What is required =>
Give the following records again in full and without alteration.

Study material =>

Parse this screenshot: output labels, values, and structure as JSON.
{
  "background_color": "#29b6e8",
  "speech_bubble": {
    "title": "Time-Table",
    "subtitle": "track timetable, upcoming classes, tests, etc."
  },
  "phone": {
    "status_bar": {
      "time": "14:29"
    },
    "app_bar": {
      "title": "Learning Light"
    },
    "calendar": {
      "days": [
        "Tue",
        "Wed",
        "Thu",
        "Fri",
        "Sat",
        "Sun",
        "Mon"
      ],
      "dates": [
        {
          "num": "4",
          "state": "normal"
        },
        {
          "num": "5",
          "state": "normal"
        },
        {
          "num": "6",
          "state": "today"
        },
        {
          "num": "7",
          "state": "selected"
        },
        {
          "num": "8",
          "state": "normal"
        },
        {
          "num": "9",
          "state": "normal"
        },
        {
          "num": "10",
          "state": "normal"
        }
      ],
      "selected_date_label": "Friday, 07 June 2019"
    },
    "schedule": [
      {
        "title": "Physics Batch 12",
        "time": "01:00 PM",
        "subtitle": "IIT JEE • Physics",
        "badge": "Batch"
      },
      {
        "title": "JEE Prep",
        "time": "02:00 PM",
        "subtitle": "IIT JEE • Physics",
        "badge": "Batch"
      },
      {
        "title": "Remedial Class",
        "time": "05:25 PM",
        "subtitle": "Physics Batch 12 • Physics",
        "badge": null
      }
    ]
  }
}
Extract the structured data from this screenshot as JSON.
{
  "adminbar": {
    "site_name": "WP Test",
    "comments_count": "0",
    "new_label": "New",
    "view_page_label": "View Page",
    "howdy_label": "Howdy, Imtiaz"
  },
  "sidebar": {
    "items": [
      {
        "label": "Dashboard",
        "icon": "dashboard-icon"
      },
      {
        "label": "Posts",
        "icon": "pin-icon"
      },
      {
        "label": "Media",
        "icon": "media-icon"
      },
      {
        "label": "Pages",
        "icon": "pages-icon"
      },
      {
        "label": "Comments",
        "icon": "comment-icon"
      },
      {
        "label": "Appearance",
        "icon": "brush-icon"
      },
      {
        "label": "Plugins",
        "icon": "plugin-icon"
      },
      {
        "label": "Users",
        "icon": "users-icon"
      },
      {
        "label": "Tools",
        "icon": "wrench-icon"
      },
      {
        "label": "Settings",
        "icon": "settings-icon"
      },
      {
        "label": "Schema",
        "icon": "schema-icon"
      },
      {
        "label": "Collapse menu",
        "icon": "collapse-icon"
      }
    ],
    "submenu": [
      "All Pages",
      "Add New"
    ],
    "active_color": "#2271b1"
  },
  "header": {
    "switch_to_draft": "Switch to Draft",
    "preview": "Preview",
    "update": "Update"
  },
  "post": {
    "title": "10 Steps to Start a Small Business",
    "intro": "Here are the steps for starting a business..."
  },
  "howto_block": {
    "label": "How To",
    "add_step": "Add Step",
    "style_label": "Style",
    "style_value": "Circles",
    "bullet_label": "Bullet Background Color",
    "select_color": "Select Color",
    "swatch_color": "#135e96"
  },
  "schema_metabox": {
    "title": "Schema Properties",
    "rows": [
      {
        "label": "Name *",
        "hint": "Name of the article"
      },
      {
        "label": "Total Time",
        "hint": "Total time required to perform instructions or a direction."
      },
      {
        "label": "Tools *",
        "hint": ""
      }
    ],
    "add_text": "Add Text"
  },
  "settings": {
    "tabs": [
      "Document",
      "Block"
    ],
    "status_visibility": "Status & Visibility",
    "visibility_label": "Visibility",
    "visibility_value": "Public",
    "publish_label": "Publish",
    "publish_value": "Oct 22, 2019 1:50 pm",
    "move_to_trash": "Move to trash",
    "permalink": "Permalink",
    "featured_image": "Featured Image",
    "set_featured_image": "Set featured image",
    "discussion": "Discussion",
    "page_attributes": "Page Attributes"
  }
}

Worked solution =>
Parse this screenshot: output labels, values, and structure as JSON.
{
  "background_color": "#29b6e8",
  "speech_bubble": {
    "title": "Time-Table",
    "subtitle": "track timetable, upcoming classes, tests, etc."
  },
  "phone": {
    "status_bar": {
      "time": "14:29"
    },
    "app_bar": {
      "title": "Learning Light"
    },
    "calendar": {
      "days": [
        "Tue",
        "Wed",
        "Thu",
        "Fri",
        "Sat",
        "Sun",
        "Mon"
      ],
      "dates": [
        {
          "num": "4",
          "state": "normal"
        },
        {
          "num": "5",
          "state": "normal"
        },
        {
          "num": "6",
          "state": "today"
        },
        {
          "num": "7",
          "state": "selected"
        },
        {
          "num": "8",
          "state": "normal"
        },
        {
          "num": "9",
          "state": "normal"
        },
        {
          "num": "10",
          "state": "normal"
        }
      ],
      "selected_date_label": "Friday, 07 June 2019"
    },
    "schedule": [
      {
        "title": "Physics Batch 12",
        "time": "01:00 PM",
        "subtitle": "IIT JEE • Physics",
        "badge": "Batch"
      },
      {
        "title": "JEE Prep",
        "time": "02:00 PM",
        "subtitle": "IIT JEE • Physics",
        "badge": "Batch"
      },
      {
        "title": "Remedial Class",
        "time": "05:25 PM",
        "subtitle": "Physics Batch 12 • Physics",
        "badge": null
      }
    ]
  }
}
Extract the structured data from this screenshot as JSON.
{
  "adminbar": {
    "site_name": "WP Test",
    "comments_count": "0",
    "new_label": "New",
    "view_page_label": "View Page",
    "howdy_label": "Howdy, Imtiaz"
  },
  "sidebar": {
    "items": [
      {
        "label": "Dashboard",
        "icon": "dashboard-icon"
      },
      {
        "label": "Posts",
        "icon": "pin-icon"
      },
      {
        "label": "Media",
        "icon": "media-icon"
      },
      {
        "label": "Pages",
        "icon": "pages-icon"
      },
      {
        "label": "Comments",
        "icon": "comment-icon"
      },
      {
        "label": "Appearance",
        "icon": "brush-icon"
      },
      {
        "label": "Plugins",
        "icon": "plugin-icon"
      },
      {
        "label": "Users",
        "icon": "users-icon"
      },
      {
        "label": "Tools",
        "icon": "wrench-icon"
      },
      {
        "label": "Settings",
        "icon": "settings-icon"
      },
      {
        "label": "Schema",
        "icon": "schema-icon"
      },
      {
        "label": "Collapse menu",
        "icon": "collapse-icon"
      }
    ],
    "submenu": [
      "All Pages",
      "Add New"
    ],
    "active_color": "#2271b1"
  },
  "header": {
    "switch_to_draft": "Switch to Draft",
    "preview": "Preview",
    "update": "Update"
  },
  "post": {
    "title": "10 Steps to Start a Small Business",
    "intro": "Here are the steps for starting a business..."
  },
  "howto_block": {
    "label": "How To",
    "add_step": "Add Step",
    "style_label": "Style",
    "style_value": "Circles",
    "bullet_label": "Bullet Background Color",
    "select_color": "Select Color",
    "swatch_color": "#135e96"
  },
  "schema_metabox": {
    "title": "Schema Properties",
    "rows": [
      {
        "label": "Name *",
        "hint": "Name of the article"
      },
      {
        "label": "Total Time",
        "hint": "Total time required to perform instructions or a direction."
      },
      {
        "label": "Tools *",
        "hint": ""
      }
    ],
    "add_text": "Add Text"
  },
  "settings": {
    "tabs": [
      "Document",
      "Block"
    ],
    "status_visibility": "Status & Visibility",
    "visibility_label": "Visibility",
    "visibility_value": "Public",
    "publish_label": "Publish",
    "publish_value": "Oct 22, 2019 1:50 pm",
    "move_to_trash": "Move to trash",
    "permalink": "Permalink",
    "featured_image": "Featured Image",
    "set_featured_image": "Set featured image",
    "discussion": "Discussion",
    "page_attributes": "Page Attributes"
  }
}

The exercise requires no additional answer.